» **Requirement**:
Everything before the line containing "What's the underlying" stays out; print that line and all lines below it through the last, exactly.

═══

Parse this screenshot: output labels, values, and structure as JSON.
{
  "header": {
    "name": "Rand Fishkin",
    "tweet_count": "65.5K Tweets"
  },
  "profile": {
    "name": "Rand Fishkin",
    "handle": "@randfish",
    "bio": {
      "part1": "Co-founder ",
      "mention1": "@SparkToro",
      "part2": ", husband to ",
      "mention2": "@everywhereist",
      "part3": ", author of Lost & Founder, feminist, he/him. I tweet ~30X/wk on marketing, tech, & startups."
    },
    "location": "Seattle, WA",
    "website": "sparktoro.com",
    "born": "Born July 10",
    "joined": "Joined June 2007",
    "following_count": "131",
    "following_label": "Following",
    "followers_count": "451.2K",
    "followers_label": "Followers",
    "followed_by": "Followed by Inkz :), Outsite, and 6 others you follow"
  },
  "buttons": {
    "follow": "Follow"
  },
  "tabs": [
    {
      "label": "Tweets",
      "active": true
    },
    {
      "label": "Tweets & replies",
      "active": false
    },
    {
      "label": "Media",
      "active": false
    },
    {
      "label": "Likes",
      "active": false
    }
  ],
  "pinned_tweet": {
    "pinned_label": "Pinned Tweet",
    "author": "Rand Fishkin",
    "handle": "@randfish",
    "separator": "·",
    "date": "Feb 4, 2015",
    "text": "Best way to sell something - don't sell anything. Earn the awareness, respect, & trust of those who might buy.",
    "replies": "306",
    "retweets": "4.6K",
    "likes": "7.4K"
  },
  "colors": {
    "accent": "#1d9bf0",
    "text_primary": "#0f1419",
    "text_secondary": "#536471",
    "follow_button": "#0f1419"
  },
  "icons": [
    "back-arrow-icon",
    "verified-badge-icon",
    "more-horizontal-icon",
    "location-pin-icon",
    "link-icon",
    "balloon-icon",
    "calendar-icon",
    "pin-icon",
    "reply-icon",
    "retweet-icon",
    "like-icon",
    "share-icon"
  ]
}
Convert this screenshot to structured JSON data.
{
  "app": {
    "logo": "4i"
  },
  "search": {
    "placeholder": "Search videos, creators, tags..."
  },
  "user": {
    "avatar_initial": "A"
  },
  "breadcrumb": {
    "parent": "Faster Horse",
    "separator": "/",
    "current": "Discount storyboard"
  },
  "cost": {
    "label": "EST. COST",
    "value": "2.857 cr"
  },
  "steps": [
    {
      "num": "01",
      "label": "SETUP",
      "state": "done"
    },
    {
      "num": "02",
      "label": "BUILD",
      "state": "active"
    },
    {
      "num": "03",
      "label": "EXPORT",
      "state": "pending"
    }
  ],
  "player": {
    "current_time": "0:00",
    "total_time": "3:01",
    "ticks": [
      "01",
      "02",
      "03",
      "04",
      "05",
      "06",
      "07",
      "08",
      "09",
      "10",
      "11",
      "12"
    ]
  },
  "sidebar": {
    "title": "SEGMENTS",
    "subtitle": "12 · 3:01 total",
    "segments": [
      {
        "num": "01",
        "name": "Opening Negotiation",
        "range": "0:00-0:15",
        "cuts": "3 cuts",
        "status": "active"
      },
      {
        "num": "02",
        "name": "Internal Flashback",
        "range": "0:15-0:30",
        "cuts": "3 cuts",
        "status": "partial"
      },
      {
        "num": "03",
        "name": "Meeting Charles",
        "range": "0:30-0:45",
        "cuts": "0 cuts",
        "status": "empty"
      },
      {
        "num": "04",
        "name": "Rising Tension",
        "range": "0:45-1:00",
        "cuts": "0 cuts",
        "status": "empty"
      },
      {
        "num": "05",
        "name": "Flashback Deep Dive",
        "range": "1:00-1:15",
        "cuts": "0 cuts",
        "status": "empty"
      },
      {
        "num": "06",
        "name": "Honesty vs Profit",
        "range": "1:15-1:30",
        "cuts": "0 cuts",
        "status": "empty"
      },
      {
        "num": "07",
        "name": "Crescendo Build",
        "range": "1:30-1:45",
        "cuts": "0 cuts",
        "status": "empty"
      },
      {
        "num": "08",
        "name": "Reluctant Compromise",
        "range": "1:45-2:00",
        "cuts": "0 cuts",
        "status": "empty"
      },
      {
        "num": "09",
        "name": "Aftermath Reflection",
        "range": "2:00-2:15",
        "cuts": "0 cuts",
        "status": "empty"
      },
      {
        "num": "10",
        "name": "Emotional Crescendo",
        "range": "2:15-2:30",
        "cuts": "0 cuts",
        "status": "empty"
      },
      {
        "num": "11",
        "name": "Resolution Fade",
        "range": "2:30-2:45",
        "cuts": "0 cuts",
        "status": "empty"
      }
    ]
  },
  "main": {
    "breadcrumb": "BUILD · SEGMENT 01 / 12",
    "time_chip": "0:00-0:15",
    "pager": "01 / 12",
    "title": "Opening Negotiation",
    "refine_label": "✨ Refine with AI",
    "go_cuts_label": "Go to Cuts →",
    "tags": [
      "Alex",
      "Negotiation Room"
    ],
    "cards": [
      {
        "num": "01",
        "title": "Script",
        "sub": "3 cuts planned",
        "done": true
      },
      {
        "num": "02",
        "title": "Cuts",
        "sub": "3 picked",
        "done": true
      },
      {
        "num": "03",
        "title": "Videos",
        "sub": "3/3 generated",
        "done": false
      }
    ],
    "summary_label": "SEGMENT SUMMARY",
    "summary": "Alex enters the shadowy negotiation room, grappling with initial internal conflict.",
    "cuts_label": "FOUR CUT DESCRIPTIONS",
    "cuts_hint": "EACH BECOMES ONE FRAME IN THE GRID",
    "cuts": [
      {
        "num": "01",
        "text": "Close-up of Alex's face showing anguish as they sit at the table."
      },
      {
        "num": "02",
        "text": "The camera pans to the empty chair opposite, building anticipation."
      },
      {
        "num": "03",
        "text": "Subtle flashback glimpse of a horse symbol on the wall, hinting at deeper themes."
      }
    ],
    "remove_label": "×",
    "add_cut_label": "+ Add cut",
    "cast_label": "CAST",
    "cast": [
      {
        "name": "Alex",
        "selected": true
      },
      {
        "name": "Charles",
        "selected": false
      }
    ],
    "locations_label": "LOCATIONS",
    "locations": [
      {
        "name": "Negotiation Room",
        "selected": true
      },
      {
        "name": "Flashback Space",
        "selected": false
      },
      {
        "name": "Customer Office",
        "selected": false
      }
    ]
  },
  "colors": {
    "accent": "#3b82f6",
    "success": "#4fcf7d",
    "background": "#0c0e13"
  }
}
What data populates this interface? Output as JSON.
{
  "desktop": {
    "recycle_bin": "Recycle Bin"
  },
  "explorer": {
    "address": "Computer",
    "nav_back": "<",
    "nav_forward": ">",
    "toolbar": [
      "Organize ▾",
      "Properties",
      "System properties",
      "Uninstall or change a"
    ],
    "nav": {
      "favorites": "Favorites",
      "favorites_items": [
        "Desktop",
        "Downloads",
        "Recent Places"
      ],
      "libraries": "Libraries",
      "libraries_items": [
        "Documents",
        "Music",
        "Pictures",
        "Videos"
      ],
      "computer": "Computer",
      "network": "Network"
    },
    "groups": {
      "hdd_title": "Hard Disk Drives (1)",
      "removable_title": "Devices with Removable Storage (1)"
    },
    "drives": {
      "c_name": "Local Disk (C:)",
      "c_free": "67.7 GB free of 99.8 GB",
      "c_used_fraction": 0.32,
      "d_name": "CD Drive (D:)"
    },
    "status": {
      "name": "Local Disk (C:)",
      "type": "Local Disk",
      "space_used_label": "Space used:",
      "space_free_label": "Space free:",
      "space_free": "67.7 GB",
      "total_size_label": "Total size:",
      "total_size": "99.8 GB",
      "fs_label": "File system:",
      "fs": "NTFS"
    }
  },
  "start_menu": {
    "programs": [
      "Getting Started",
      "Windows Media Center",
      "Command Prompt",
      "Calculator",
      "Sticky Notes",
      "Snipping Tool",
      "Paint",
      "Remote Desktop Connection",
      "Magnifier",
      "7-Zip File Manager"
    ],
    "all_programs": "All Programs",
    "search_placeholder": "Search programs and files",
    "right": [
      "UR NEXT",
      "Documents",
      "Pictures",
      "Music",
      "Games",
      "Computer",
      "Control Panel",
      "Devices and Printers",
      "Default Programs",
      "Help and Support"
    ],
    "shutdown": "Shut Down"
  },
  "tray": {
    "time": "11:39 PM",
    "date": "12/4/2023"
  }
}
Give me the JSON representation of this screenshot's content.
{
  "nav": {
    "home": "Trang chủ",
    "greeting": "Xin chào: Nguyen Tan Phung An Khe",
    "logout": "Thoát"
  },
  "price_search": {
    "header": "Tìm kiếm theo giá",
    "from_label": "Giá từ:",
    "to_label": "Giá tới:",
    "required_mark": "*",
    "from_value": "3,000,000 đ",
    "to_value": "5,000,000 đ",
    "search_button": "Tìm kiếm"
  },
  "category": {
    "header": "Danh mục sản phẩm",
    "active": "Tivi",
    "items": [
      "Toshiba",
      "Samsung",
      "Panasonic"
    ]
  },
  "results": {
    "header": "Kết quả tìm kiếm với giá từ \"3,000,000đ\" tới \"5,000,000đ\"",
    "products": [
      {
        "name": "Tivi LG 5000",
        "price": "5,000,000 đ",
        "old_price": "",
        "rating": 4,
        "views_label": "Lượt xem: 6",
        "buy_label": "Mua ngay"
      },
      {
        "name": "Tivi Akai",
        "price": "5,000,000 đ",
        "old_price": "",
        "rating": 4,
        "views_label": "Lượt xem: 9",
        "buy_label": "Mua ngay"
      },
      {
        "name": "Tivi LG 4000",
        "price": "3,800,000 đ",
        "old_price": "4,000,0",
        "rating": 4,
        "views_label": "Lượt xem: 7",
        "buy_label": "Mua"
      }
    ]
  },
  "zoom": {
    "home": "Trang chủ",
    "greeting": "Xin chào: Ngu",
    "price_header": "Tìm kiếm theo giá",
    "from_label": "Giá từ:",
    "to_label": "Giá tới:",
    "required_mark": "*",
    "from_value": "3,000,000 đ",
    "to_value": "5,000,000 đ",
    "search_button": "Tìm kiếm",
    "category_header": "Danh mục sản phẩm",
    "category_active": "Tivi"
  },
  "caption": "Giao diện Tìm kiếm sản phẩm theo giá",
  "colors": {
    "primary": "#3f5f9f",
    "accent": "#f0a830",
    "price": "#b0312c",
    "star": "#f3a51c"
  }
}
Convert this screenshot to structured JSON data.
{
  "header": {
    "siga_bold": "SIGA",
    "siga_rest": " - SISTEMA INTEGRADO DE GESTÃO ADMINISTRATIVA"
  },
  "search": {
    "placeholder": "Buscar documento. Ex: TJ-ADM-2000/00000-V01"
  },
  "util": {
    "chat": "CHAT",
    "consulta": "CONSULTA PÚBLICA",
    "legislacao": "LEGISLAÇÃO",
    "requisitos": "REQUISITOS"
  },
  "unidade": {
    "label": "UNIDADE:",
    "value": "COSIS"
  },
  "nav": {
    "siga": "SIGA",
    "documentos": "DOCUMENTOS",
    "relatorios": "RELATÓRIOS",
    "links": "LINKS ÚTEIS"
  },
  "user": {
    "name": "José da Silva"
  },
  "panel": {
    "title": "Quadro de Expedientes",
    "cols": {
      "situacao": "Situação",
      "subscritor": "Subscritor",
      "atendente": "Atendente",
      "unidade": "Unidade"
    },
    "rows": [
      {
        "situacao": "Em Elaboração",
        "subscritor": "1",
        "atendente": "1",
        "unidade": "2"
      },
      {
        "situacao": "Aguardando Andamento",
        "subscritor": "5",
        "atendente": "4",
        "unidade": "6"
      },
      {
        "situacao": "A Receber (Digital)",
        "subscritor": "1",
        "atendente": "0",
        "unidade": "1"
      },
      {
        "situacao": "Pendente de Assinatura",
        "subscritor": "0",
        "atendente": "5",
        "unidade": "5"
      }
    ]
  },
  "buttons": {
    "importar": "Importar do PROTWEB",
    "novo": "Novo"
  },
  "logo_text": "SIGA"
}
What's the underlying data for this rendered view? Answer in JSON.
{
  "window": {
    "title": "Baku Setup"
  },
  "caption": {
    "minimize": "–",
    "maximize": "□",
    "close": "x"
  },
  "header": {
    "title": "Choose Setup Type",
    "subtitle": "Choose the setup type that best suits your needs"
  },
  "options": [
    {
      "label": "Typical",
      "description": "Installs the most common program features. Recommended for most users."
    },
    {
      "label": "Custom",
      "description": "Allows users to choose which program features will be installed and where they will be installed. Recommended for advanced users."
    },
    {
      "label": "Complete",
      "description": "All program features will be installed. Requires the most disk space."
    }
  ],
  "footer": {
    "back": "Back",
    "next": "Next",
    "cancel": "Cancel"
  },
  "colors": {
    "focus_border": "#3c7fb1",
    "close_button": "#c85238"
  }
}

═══

» **Response area**:
What's the underlying data for this rendered view? Answer in JSON.
{
  "window": {
    "title": "Baku Setup"
  },
  "caption": {
    "minimize": "–",
    "maximize": "□",
    "close": "x"
  },
  "header": {
    "title": "Choose Setup Type",
    "subtitle": "Choose the setup type that best suits your needs"
  },
  "options": [
    {
      "label": "Typical",
      "description": "Installs the most common program features. Recommended for most users."
    },
    {
      "label": "Custom",
      "description": "Allows users to choose which program features will be installed and where they will be installed. Recommended for advanced users."
    },
    {
      "label": "Complete",
      "description": "All program features will be installed. Requires the most disk space."
    }
  ],
  "footer": {
    "back": "Back",
    "next": "Next",
    "cancel": "Cancel"
  },
  "colors": {
    "focus_border": "#3c7fb1",
    "close_button": "#c85238"
  }
}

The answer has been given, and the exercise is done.